ICARE is a multinational, 501(c)3 non-profit network of global cancer scientists, doctors, and patients who work in collaboration to identify, evaluate, personalize, and accelerate access to emerging therapeutic options or technologies. ICARE does this by creating personalized exploratory or Investigative Teams (I-Teams) which begin locally with one patient, one doctor and one cancer researcher. As global participants join the ICARE network, these Investigative Teams (I-Teams) allow individual patients and their local doctors to participate in real-time, personalized academic research projects and these projects are driven solely by patient needs and are not limited by institutional and national boundaries.
ICARE’s New Approach to Cancer Patient Care and to Therapy Development Through the I-TEAM Process

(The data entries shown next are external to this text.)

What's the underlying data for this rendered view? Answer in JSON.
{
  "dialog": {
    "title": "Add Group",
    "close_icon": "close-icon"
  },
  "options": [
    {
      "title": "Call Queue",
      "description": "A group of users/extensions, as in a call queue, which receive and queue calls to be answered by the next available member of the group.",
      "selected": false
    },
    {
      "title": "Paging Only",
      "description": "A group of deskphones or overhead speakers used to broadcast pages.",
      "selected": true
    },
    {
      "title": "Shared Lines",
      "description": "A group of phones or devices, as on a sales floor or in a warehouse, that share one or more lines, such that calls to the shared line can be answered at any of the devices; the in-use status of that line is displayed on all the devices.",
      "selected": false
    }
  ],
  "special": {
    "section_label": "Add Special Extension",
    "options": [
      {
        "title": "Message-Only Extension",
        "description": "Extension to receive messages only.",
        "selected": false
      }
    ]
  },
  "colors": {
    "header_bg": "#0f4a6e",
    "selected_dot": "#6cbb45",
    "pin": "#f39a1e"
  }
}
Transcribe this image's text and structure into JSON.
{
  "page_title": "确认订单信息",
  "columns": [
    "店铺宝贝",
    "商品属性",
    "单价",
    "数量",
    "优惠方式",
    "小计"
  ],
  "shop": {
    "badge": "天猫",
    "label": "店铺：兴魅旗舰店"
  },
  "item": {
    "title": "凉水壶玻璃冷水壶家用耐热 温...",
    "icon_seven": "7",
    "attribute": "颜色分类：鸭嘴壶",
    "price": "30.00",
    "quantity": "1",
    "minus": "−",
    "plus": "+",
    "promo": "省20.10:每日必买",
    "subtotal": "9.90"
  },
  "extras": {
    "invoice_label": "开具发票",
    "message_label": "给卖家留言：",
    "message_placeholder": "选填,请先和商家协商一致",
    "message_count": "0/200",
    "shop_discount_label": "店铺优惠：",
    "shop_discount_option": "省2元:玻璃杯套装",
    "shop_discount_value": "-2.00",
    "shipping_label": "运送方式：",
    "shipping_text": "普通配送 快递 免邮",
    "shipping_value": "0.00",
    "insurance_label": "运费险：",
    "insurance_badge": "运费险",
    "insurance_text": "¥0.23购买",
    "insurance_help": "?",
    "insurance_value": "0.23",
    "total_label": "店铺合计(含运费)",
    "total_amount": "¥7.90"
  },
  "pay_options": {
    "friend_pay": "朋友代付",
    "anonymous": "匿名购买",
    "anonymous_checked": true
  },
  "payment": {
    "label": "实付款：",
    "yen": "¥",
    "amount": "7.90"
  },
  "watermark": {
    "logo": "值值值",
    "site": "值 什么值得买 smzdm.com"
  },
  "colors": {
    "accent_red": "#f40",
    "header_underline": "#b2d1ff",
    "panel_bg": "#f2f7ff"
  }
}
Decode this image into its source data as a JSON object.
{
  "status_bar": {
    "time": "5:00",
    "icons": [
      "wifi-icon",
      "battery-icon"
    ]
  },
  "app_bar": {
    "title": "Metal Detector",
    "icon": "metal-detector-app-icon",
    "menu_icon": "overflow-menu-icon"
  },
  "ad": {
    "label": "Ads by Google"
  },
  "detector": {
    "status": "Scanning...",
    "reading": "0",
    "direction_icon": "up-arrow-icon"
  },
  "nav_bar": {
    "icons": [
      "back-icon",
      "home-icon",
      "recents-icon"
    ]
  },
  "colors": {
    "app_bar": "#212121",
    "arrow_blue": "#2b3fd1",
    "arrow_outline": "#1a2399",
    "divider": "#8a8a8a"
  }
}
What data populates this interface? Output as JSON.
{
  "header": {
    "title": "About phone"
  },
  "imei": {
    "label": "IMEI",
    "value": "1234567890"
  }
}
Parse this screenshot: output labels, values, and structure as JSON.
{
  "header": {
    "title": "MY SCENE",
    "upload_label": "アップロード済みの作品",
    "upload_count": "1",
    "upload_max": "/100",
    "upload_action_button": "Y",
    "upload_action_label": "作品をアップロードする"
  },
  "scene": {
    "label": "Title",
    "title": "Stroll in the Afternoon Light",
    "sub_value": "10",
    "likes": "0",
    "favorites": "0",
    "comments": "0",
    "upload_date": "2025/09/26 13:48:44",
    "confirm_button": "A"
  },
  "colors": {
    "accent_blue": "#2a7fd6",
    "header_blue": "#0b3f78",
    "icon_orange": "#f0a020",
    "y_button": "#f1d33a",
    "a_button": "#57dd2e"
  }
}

In the traditional cancer treatment scenario, the physician is the principal and often the sole provider of information on therapy options. However, it is difficult to even for the most diligent physician to keep up with treatment advances, promising clinical trials and new therapy options. ICARE seeks to work with you and your doctor to ensure that all available and approved therapeutic options are considered in designing your treatment plan. In addition, there are currently few mechanisms for community doctors and their cancer patients to provide feedback, support, and inspiration to the very people who are responsible for new drug discovery — the academic and industry scientist around the globe.
Origin of the 10-Step Investigational Team (I-Team) Process
Between 2010 to 2015, ICARE scientists were recruited and funded to establish personalized medical research projects on behalf of several individuals with metastatic cancers, including liver, melanoma, and breast, lung and others. During that period, a ten-step innovative research process (the I-Team Process) evolved that led to the discovery and evaluation of more than sixty novel treatments, approaches, technologies to be considered by the doctors of these individuals.
Thus, ICARE is currently looking for “miracles” for each new patient by creating “individual” investigative partnerships which begin with one patient, one doctor and one cancer researcher. As global participants are added, these Investigative Teams (I-Teams) allow individual patients and their doctors to participate in real-time, personalized academic research projects that are driven by patient needs and are not limited by institutional and national boundaries. It should be noted that each of these N-Of-1 medical research projects is uniformly conducted under the guidance of FDA and NIH human research policies.
The objectives of each I-Team are to:
1) Identify ALL potential therapeutic options around the globe that might have the doctor treat this particular patient. To the extent that time and money will allow, every option should at least be considered even if it has not been used for the I-Team cancer type.
2) Evaluate any supportive data and where possible, test each option that is credible, informative, pre-clinical biological models.
3) Personalize these options to each patient and doctor team. This is done through biological and genetic testing on fixed, frozen or living tumor specimens. Try to predict and prioritize which options are most likely to work for this particular patient.
4) Accelerate rapid clinical development of and access to agents which hold promise for the I-Team patient.